(TASK DIRECTIONS) Output every line of the listing as it stands.

─── GIVEN DATA

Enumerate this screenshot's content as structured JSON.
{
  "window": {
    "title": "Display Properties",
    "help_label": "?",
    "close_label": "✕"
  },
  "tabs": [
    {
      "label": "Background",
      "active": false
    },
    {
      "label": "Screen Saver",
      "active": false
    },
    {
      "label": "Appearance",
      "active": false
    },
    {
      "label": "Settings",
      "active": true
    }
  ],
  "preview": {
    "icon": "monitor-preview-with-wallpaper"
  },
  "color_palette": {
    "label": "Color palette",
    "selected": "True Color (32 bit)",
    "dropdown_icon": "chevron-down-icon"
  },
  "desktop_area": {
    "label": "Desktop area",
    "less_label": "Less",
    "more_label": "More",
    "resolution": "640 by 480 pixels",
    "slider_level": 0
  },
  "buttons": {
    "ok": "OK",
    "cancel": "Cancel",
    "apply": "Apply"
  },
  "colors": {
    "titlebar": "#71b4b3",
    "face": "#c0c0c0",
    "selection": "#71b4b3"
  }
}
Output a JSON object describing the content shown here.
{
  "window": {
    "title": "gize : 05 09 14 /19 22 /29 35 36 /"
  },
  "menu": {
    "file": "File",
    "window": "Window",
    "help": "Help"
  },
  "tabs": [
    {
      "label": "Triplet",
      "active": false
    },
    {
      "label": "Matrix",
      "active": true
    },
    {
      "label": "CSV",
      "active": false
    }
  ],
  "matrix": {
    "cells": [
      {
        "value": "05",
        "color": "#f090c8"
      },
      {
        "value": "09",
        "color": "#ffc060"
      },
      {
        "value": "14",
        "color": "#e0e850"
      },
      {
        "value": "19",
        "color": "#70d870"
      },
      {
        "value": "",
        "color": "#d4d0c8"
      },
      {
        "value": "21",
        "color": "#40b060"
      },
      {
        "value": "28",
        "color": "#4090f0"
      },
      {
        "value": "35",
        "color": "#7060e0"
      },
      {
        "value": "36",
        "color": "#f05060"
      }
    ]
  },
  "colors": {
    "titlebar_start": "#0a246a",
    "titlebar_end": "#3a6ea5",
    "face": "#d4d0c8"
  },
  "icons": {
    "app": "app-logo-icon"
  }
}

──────

(YOUR RESPONSE)
Enumerate this screenshot's content as structured JSON.
{
  "window": {
    "title": "Display Properties",
    "help_label": "?",
    "close_label": "✕"
  },
  "tabs": [
    {
      "label": "Background",
      "active": false
    },
    {
      "label": "Screen Saver",
      "active": false
    },
    {
      "label": "Appearance",
      "active": false
    },
    {
      "label": "Settings",
      "active": true
    }
  ],
  "preview": {
    "icon": "monitor-preview-with-wallpaper"
  },
  "color_palette": {
    "label": "Color palette",
    "selected": "True Color (32 bit)",
    "dropdown_icon": "chevron-down-icon"
  },
  "desktop_area": {
    "label": "Desktop area",
    "less_label": "Less",
    "more_label": "More",
    "resolution": "640 by 480 pixels",
    "slider_level": 0
  },
  "buttons": {
    "ok": "OK",
    "cancel": "Cancel",
    "apply": "Apply"
  },
  "colors": {
    "titlebar": "#71b4b3",
    "face": "#c0c0c0",
    "selection": "#71b4b3"
  }
}
Output a JSON object describing the content shown here.
{
  "window": {
    "title": "gize : 05 09 14 /19 22 /29 35 36 /"
  },
  "menu": {
    "file": "File",
    "window": "Window",
    "help": "Help"
  },
  "tabs": [
    {
      "label": "Triplet",
      "active": false
    },
    {
      "label": "Matrix",
      "active": true
    },
    {
      "label": "CSV",
      "active": false
    }
  ],
  "matrix": {
    "cells": [
      {
        "value": "05",
        "color": "#f090c8"
      },
      {
        "value": "09",
        "color": "#ffc060"
      },
      {
        "value": "14",
        "color": "#e0e850"
      },
      {
        "value": "19",
        "color": "#70d870"
      },
      {
        "value": "",
        "color": "#d4d0c8"
      },
      {
        "value": "21",
        "color": "#40b060"
      },
      {
        "value": "28",
        "color": "#4090f0"
      },
      {
        "value": "35",
        "color": "#7060e0"
      },
      {
        "value": "36",
        "color": "#f05060"
      }
    ]
  },
  "colors": {
    "titlebar_start": "#0a246a",
    "titlebar_end": "#3a6ea5",
    "face": "#d4d0c8"
  },
  "icons": {
    "app": "app-logo-icon"
  }
}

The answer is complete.